* [ASSIGNED TASK]: Check each line of the records below and collect those that include the word "visible".

[[ RECORDS TO PROCESS, beginning ]]

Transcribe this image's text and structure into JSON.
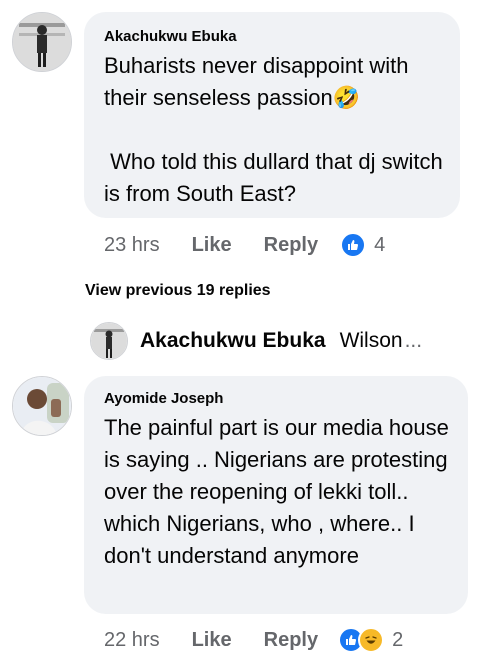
{
  "comments": [
    {
      "author": "Akachukwu Ebuka",
      "text": "Buharists never disappoint with their senseless passion🤣\n\n Who told this dullard that dj switch is from South East?",
      "time": "23 hrs",
      "like_label": "Like",
      "reply_label": "Reply",
      "reaction_count": "4",
      "reactions": [
        "like-icon"
      ]
    },
    {
      "author": "Ayomide Joseph",
      "text": "The painful part is our media house is saying .. Nigerians are protesting over the reopening of lekki toll.. which Nigerians, who , where.. I don't understand anymore",
      "time": "22 hrs",
      "like_label": "Like",
      "reply_label": "Reply",
      "reaction_count": "2",
      "reactions": [
        "like-icon",
        "haha-icon"
      ]
    }
  ],
  "replies_thread": {
    "view_previous_label": "View previous 19 replies",
    "latest_reply_author": "Akachukwu Ebuka",
    "latest_reply_preview": "Wilson",
    "ellipsis": "..."
  },
  "colors": {
    "bubble": "#f0f2f5",
    "meta_text": "#65676b",
    "like_blue": "#1877f2",
    "haha_yellow": "#f7b928"
  }
}
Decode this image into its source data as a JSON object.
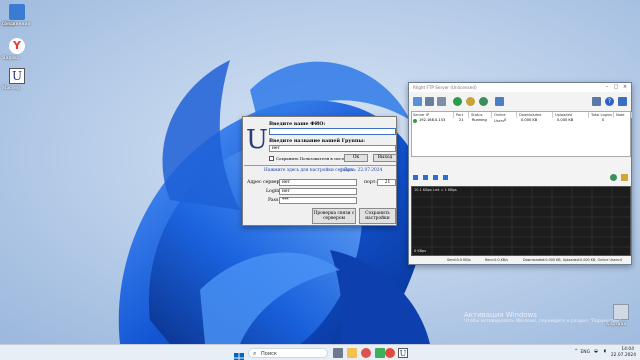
{
  "desktop": {
    "icons": [
      {
        "label_line1": "Цепи",
        "label_line2": "соединения"
      },
      {
        "label_line1": "Яндекс",
        "label_line2": ""
      },
      {
        "label_line1": "Мастер",
        "label_line2": ""
      },
      {
        "label_line1": "Корзина",
        "label_line2": ""
      }
    ]
  },
  "app_dialog": {
    "logo": "U",
    "fio_label": "Введите ваше ФИО:",
    "fio_value": "",
    "group_label": "Введите название вашей Группы:",
    "group_value": "нет",
    "save_checkbox_label": "Сохранить Пользователя в системе",
    "ok_button": "Ок",
    "exit_button": "Выход",
    "settings_link": "Нажмите здесь для настройки сервера",
    "date_info": "| Дата: 22.07.2024",
    "server_address_label": "Адрес сервера:",
    "server_address_value": "нет",
    "port_label": "порт:",
    "port_value": "21",
    "login_label": "Login:",
    "login_value": "нет",
    "password_label": "Pass:",
    "password_value": "***",
    "check_connection_button_line1": "Проверка связи с",
    "check_connection_button_line2": "сервером",
    "save_settings_button_line1": "Сохранить",
    "save_settings_button_line2": "настройки"
  },
  "ftp_window": {
    "title": "Rlight FTP Server (Unlicensed)",
    "columns": [
      "Server IP",
      "Port",
      "Status",
      "Online Users",
      "Downloaded",
      "Uploaded",
      "Total Logins",
      "Note"
    ],
    "rows": [
      {
        "ip": "192.168.0.153",
        "port": "21",
        "status": "Running",
        "online": "0",
        "downloaded": "0.000 KB",
        "uploaded": "0.000 KB",
        "logins": "0",
        "note": ""
      }
    ],
    "log_top": "10.1 KBps   Lmt = 1 KBps",
    "log_bottom": "0 KBps",
    "status_bar": {
      "send": "Send:0.0 KB/s",
      "recv": "Recv:0.0 KB/s",
      "totals": "Downloaded:0.000 KB, Uploaded:0.000 KB, Online Users:0"
    }
  },
  "watermark": {
    "line1": "Активация Windows",
    "line2": "Чтобы активировать Windows, перейдите в раздел \"Параметры\"."
  },
  "taskbar": {
    "search_placeholder": "Поиск",
    "language": "ENG",
    "time": "14:04",
    "date": "22.07.2024"
  },
  "colors": {
    "wallpaper_bg": "#a9c4e6",
    "bloom_dark": "#0b3fb5",
    "bloom_light": "#3f86ef",
    "ftp_log_bg": "#1c1c1c",
    "accent": "#0067c0"
  }
}
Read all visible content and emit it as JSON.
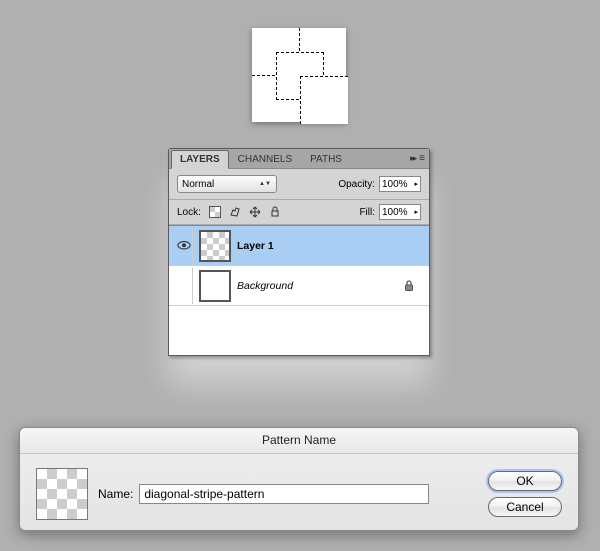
{
  "panel": {
    "tabs": {
      "layers": "LAYERS",
      "channels": "CHANNELS",
      "paths": "PATHS"
    },
    "blend_mode": "Normal",
    "opacity_label": "Opacity:",
    "opacity_value": "100%",
    "lock_label": "Lock:",
    "fill_label": "Fill:",
    "fill_value": "100%"
  },
  "layers": [
    {
      "name": "Layer 1",
      "italic": false,
      "visible": true,
      "locked": false,
      "selected": true,
      "checker_thumb": true
    },
    {
      "name": "Background",
      "italic": true,
      "visible": false,
      "locked": true,
      "selected": false,
      "checker_thumb": false
    }
  ],
  "dialog": {
    "title": "Pattern Name",
    "name_label": "Name:",
    "name_value": "diagonal-stripe-pattern",
    "ok": "OK",
    "cancel": "Cancel"
  }
}
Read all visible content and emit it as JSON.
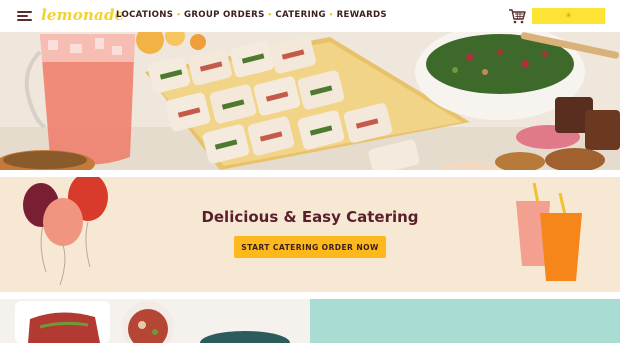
{
  "header": {
    "logo_text": "lemonade",
    "nav": [
      {
        "label": "LOCATIONS"
      },
      {
        "label": "GROUP ORDERS"
      },
      {
        "label": "CATERING"
      },
      {
        "label": "REWARDS"
      }
    ],
    "icons": [
      "menu-icon",
      "cart-icon"
    ]
  },
  "banner": {
    "title": "Delicious & Easy Catering",
    "button_label": "START CATERING ORDER NOW"
  },
  "colors": {
    "brand_yellow": "#fde333",
    "button_orange": "#fdb81c",
    "title_maroon": "#5a1f2d",
    "banner_bg": "#f7e8d4",
    "teal_panel": "#a9dcd3"
  }
}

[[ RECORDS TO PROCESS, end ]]

* [TASK RESULT]:
Read all visible content and emit it as JSON.
      "visible": true,
      "visible": false,
Read all visible content and emit it as JSON.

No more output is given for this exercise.